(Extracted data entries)
○ ○ ○ ○ ○ ○ ○

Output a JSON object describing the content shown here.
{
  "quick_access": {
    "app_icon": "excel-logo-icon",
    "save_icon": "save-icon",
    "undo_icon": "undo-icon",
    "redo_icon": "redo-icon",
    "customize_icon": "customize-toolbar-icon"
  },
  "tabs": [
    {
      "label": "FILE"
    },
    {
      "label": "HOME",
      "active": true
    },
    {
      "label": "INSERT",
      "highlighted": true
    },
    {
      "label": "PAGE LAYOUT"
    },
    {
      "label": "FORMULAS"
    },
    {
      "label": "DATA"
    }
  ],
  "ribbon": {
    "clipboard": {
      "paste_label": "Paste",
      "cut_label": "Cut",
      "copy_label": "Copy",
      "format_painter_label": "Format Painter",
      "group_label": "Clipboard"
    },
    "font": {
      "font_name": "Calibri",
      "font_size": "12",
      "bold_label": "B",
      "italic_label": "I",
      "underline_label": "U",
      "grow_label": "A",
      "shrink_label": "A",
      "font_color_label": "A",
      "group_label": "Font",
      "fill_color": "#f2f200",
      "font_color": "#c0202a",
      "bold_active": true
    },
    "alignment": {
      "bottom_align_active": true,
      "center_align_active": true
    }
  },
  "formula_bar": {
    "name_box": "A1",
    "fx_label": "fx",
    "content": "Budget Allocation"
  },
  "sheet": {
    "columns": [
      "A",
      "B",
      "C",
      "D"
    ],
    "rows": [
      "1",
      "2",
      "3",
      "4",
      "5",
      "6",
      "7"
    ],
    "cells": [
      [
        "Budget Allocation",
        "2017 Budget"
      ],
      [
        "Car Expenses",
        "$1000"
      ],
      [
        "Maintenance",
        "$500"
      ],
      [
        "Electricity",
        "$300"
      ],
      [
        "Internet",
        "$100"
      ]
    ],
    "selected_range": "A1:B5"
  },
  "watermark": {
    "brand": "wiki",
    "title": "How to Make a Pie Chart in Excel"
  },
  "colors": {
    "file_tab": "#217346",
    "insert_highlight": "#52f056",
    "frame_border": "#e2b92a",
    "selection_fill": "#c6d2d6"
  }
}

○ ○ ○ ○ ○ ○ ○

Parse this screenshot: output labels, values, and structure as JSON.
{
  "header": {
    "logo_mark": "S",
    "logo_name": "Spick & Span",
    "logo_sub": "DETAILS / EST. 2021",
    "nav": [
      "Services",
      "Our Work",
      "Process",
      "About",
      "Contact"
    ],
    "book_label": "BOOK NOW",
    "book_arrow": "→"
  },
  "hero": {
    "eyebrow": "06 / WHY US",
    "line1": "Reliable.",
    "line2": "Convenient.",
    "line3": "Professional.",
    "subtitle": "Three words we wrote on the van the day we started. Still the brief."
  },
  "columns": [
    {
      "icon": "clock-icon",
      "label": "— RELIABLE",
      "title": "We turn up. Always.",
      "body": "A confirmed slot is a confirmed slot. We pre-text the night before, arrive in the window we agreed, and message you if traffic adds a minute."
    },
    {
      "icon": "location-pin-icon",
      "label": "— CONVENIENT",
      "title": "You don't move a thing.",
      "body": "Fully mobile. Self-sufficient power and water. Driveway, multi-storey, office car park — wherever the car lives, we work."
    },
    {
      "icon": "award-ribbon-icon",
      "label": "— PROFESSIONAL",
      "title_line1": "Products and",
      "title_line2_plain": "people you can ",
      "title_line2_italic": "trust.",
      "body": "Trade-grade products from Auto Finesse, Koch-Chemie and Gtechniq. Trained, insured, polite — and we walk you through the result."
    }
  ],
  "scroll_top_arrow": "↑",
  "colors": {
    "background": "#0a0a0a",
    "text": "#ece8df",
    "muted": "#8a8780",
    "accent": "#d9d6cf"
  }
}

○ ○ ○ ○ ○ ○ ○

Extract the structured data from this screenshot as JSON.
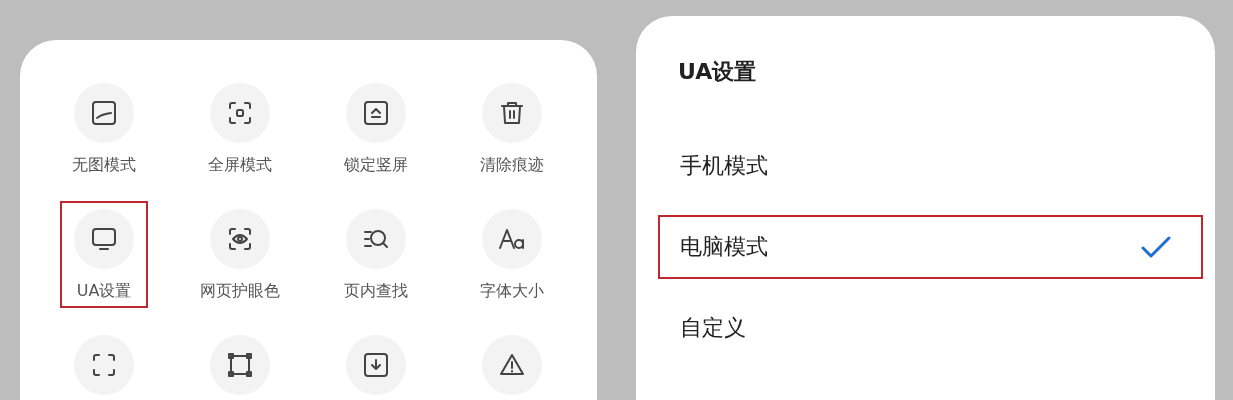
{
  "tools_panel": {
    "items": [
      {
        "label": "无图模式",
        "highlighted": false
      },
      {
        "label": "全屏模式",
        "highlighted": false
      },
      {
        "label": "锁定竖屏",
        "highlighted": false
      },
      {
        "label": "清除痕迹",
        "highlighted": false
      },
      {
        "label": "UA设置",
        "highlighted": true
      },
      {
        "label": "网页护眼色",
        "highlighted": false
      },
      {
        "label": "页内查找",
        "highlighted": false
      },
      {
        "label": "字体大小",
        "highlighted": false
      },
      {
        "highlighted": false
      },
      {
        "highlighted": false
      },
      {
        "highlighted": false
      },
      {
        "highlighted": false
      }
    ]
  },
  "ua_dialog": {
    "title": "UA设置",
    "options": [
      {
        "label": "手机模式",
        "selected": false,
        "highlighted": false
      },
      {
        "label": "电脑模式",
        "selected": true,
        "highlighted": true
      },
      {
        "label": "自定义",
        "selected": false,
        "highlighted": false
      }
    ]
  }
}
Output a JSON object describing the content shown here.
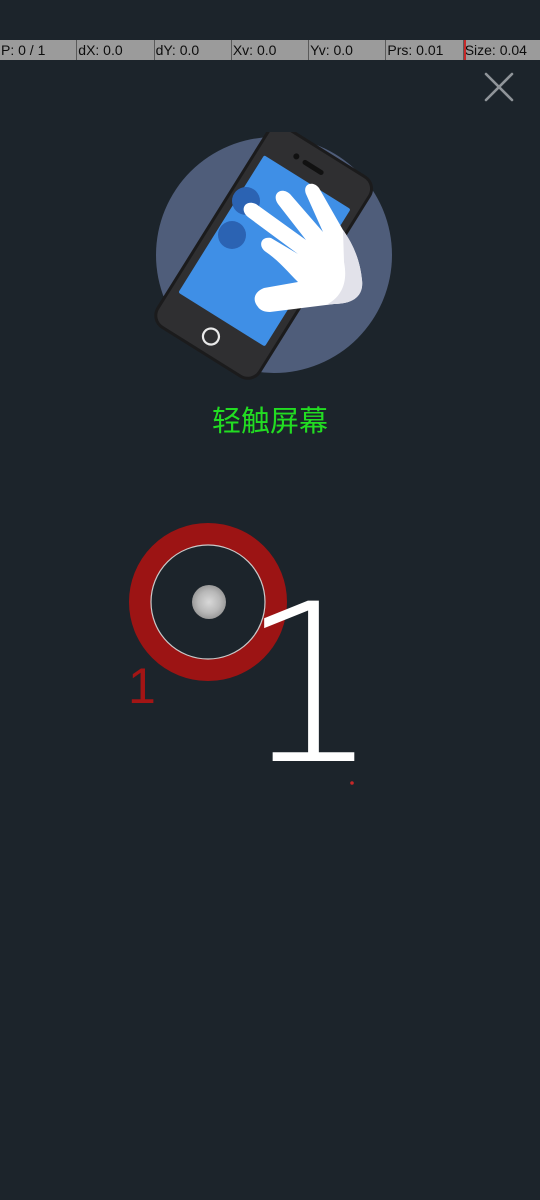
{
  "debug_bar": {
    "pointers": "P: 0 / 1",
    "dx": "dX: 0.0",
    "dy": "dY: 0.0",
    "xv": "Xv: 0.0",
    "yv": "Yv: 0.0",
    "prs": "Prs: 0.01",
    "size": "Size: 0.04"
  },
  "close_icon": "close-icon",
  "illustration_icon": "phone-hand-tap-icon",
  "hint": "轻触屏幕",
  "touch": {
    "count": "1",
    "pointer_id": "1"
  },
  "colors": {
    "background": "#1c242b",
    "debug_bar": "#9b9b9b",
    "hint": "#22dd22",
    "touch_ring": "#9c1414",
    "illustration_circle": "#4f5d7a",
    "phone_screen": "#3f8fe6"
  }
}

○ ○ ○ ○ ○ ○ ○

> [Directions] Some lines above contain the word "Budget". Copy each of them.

> [Written answer]
    "content": "Budget Allocation"
        "Budget Allocation",
        "2017 Budget"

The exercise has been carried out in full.